This also prompted some interesting discussions oer lunch about whether or not the Internet ALLOWS us to accumulate a much more overwhelming quantity of data than offline ethnography would. And then we moved on to talking about whether or not we’d rather be beaten by a billy club or tazed (there was a guy who died after being tazed at the Vancouver airport the other day), so it’s all good.

And here’s what the mentors have to say about us as a group:

  1. We need to be able to articulate our contribution to knowledge.
  2. We need to be able to articulate who our audience is.
  3. We have to know what our research question is! This lets you narrow & focus the topic (yeah, that was my group right there… apparently we weren’t the only ones).
  4. Methods: which methods are appropriate? This can be paradigmatic, but it also has to be appropriate to what you want to know. Method literacy is important.
  5. We have theory anxiety. A process of adaptation, creativity, etc. Don’t confound the new phenomenon with what you may or may not know.

The dissertation is something we mobilize support for… it doesn’t have to be a masterpiece.
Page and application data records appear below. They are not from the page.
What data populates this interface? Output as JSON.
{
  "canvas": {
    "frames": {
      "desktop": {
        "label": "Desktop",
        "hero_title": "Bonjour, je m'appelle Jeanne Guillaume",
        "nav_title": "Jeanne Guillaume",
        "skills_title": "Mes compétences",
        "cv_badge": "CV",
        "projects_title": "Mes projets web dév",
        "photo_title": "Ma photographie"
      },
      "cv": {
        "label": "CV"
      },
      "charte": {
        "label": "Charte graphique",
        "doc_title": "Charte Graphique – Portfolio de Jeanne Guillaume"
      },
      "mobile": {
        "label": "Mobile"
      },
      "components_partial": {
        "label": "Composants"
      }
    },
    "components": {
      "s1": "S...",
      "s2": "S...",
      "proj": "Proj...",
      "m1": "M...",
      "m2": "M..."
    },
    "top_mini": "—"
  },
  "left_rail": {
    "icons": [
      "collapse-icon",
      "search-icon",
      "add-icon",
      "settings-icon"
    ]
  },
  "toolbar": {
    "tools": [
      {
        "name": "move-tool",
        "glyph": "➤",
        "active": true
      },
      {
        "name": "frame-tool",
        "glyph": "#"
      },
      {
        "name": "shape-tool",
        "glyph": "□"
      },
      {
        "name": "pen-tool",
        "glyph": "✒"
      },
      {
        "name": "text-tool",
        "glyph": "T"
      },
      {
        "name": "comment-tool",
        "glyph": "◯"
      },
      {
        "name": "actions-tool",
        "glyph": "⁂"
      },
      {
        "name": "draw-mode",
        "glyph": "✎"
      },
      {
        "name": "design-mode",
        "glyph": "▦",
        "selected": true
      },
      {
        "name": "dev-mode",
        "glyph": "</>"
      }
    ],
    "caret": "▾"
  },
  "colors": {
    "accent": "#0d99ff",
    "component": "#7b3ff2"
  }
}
Be willing to turn all those brilliant ideas that we have into our “future directions” section – that way it’s said and it’s out there but you don’t get pulled in a million different directions.